» ACTIVITY: Where does the word "JSON" occur in the entries below? Copy every line that has it.

*** THE RECORDS ***

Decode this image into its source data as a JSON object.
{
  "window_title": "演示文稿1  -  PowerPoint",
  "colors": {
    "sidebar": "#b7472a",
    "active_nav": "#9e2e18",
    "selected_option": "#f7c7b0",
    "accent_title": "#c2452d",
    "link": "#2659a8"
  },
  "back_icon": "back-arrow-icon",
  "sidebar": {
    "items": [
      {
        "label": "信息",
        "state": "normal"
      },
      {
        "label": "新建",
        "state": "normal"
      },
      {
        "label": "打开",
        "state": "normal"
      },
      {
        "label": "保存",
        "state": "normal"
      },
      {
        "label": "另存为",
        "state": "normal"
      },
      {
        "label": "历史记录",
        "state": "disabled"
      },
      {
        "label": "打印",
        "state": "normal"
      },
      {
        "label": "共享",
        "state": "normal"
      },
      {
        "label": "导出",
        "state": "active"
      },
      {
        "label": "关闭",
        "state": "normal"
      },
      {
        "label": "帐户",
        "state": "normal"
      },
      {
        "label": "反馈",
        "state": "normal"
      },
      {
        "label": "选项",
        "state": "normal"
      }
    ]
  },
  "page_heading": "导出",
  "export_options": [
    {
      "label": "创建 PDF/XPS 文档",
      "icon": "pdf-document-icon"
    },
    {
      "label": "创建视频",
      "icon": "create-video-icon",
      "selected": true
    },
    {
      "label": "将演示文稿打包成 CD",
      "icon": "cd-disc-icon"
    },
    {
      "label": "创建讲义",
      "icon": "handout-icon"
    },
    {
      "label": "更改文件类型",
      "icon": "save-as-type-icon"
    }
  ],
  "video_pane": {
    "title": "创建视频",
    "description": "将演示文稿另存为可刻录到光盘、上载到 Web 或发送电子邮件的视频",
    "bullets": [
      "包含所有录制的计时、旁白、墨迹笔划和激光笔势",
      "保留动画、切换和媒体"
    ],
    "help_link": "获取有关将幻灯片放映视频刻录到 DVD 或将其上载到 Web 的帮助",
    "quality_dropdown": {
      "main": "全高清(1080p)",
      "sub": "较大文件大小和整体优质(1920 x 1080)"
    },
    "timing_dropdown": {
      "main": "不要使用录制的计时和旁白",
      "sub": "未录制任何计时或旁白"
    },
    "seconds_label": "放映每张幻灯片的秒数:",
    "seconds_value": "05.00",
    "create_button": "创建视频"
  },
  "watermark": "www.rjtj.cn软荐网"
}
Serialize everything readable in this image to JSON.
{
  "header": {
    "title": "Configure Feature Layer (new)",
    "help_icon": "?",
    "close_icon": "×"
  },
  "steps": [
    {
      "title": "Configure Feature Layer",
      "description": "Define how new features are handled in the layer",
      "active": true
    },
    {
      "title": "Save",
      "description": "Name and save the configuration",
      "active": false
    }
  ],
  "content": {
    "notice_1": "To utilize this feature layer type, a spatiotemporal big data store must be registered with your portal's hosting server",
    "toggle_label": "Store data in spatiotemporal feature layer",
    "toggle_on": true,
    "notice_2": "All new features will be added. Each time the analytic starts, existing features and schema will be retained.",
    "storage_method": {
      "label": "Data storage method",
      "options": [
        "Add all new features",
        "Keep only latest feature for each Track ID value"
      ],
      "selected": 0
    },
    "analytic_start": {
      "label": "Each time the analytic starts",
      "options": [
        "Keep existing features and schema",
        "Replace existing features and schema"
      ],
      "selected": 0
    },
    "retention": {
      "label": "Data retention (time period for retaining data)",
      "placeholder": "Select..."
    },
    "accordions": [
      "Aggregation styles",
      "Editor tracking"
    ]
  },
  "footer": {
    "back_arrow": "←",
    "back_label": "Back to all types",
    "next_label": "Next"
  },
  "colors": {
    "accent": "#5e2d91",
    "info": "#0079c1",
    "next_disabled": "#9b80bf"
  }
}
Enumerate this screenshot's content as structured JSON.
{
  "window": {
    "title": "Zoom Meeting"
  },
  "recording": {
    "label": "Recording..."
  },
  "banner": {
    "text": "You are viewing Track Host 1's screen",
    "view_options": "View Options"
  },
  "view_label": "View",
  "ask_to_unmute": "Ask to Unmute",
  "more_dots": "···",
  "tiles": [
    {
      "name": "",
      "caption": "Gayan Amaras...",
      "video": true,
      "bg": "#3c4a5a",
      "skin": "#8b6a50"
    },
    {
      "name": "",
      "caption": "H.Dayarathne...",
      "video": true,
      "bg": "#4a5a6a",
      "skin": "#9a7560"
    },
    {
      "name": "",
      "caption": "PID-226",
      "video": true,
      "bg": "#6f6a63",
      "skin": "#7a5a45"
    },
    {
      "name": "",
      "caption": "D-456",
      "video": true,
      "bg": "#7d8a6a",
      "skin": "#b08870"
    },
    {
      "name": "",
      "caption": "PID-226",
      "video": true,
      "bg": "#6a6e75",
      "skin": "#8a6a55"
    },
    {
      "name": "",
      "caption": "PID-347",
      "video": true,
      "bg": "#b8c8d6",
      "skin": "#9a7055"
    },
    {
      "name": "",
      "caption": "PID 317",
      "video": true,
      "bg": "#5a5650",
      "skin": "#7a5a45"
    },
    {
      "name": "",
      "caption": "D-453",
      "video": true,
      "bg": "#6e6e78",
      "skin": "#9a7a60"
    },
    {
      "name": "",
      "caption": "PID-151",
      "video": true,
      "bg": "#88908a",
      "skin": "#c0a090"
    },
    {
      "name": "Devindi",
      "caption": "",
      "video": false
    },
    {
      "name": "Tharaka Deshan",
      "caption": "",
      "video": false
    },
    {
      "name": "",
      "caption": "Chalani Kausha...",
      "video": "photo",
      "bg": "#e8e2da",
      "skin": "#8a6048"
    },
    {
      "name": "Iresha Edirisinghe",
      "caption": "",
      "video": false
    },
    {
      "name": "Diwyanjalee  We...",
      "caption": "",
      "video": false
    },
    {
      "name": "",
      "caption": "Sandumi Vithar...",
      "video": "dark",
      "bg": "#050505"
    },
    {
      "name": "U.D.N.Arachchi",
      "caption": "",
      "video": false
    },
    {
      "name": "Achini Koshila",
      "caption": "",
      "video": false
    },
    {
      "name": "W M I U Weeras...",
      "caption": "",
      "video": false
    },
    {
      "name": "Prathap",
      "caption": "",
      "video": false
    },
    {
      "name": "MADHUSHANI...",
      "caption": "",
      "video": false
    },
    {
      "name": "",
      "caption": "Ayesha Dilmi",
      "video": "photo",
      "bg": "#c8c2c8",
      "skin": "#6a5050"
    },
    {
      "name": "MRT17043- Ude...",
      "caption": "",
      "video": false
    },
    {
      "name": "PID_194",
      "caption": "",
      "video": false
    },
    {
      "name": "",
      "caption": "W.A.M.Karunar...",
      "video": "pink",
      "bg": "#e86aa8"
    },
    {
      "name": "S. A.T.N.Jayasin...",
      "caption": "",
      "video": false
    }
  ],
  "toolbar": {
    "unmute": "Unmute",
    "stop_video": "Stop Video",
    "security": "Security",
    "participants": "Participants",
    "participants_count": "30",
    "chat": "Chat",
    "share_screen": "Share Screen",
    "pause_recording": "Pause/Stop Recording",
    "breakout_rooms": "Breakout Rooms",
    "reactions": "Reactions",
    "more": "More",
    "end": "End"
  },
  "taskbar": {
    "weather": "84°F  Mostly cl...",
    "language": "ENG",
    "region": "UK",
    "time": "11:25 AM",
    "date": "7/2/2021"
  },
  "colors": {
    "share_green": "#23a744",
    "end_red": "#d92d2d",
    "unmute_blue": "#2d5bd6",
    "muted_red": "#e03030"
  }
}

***

» TASK ANSWER:
Decode this image into its source data as a JSON object.
Serialize everything readable in this image to JSON.
Enumerate this screenshot's content as structured JSON.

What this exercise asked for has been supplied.